Was it difficult to bring Set (in Naomi’s point-of-view) from “stalker” to “hero”?
It took a lot because she had to be shown that he isn’t just going to take whatever he wants from her by force, that even though the only thing with the slightest chance of staying his hand is his respect for her, that’s a sufficiently potent defense. Then she has to come to terms with exactly what you said–he’s been around the block a few times. He needs to show her that she’s more to him than a toy. Then she has to rethink his motivation for some of the earlier things that happened. It takes a bit of doing.
What’s your favorite part of this story?
When Naomi first meets Isis, she thinks Isis might help her with Set, or point her to someone who can help. She figures the pantheon has to have a way to police its own. So she gently tries to bring up the topic, and Isis tells her that she should be grateful Set allows her the honor of being his plaything.
In what way did the characters surprise you most?

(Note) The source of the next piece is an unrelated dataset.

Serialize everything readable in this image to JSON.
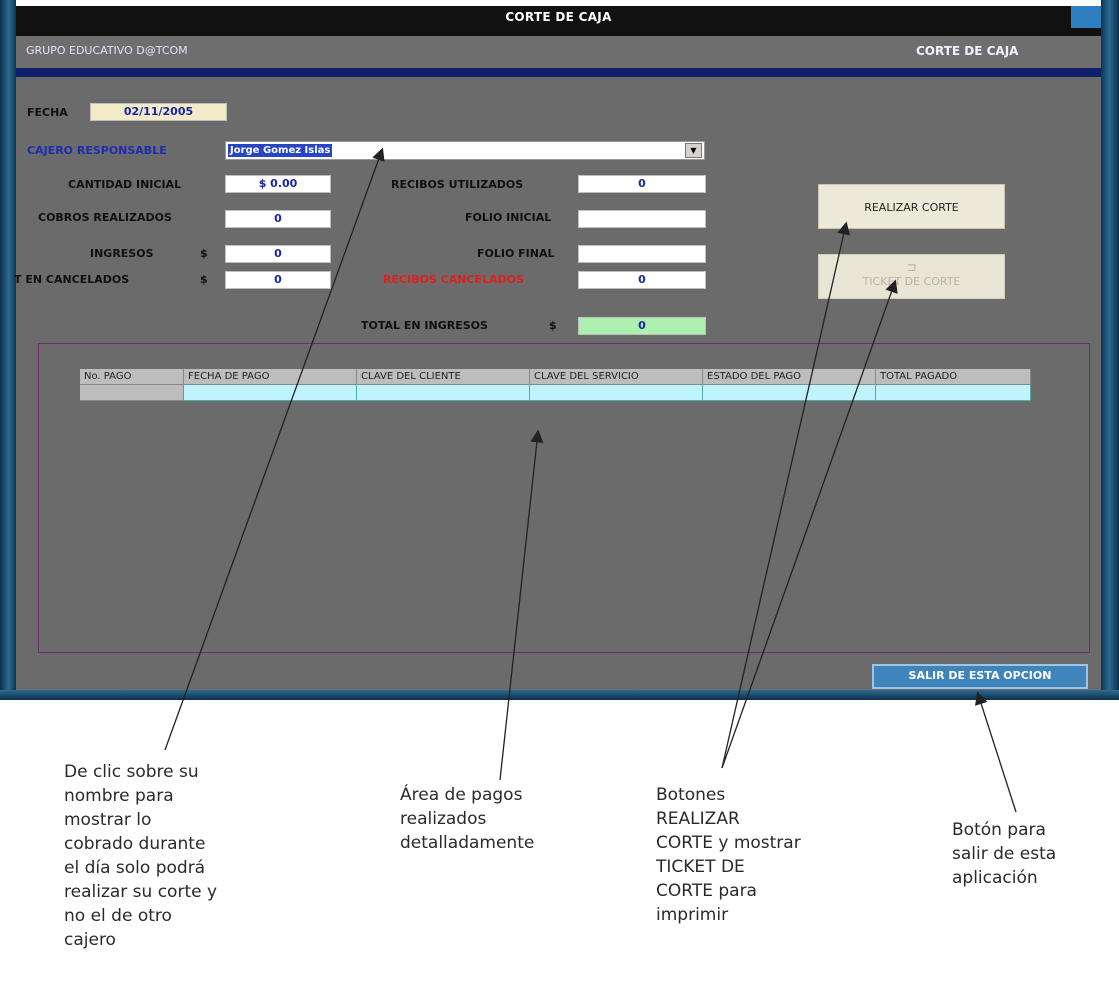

Two things. The first is, early in the book, Set is fighting Apep and he’s throwing lightning around, and goofing off. He fights with a sword, not his strongest weapon, nor a typical one for him. He plays with his opponent, He stays in his Lord of Chaos incarnation. Understand, Apep is more powerful than most of the gods. Later, when he’s fighting a totally human seriel killer, he uses only his elemental attacks, and switches to his realm of Lord of Power. I didn’t realize at first that he brings out only his largest attacks in that fight, but he’s going by his emotions.
The second is Ra getting on Twitter. He’s all by himself most of the time, flying the sun around. In response to all that isolation he’s attracted to social media. In the second book he’s going to wish he had time to be bored. Set’s impulsive nature is going to cause Ra a lot of grief.

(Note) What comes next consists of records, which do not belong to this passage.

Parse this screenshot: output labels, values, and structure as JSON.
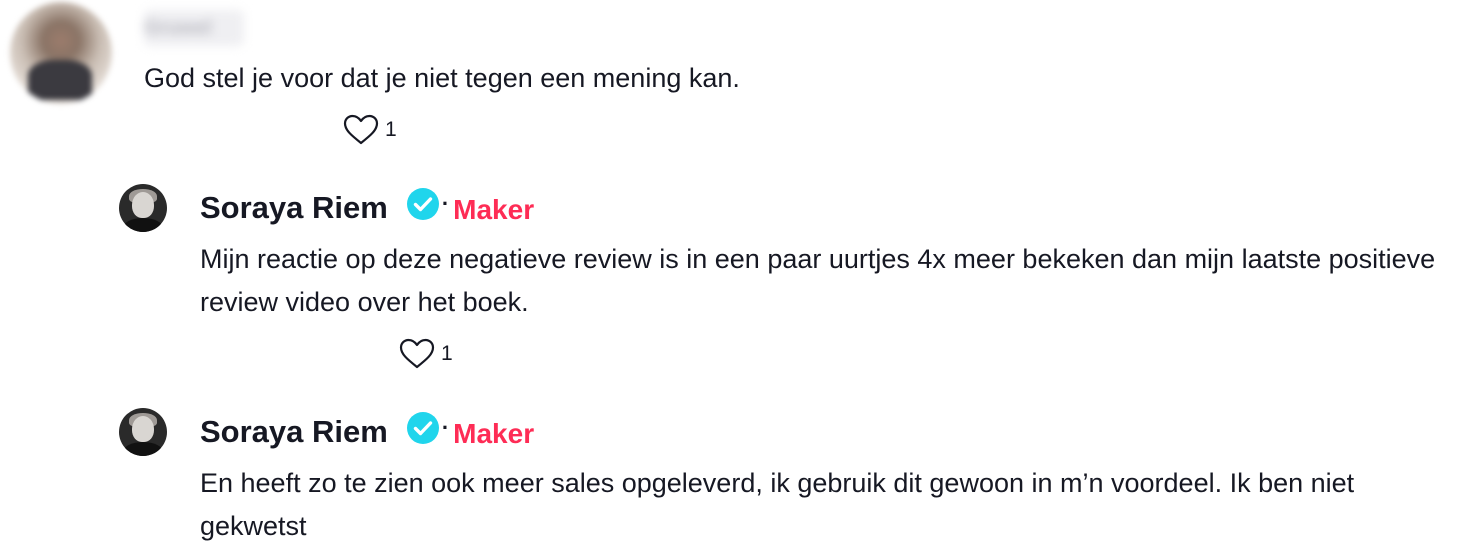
{
  "comment": {
    "username": "Gruwel",
    "text": "God stel je voor dat je niet tegen een mening kan.",
    "likes": "1"
  },
  "replies": [
    {
      "author": "Soraya Riem",
      "separator": "·",
      "badge": "Maker",
      "text": "Mijn reactie op deze negatieve review is in een paar uurtjes 4x meer bekeken dan mijn laatste positieve review video over het boek.",
      "likes": "1"
    },
    {
      "author": "Soraya Riem",
      "separator": "·",
      "badge": "Maker",
      "text": "En heeft zo te zien ook meer sales opgeleverd, ik gebruik dit gewoon in m’n voordeel. Ik ben niet gekwetst"
    }
  ],
  "colors": {
    "text": "#161823",
    "maker": "#fe2c55",
    "verified": "#20d5ec"
  },
  "icons": {
    "like": "heart-outline-icon",
    "verified": "verified-check-icon"
  }
}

How do we all get our own copies of this story?
Thank you so much, Ivy! I’m so excited to read Overthrowing Sebau again, and I know everyone else will enjoy it too. 🙂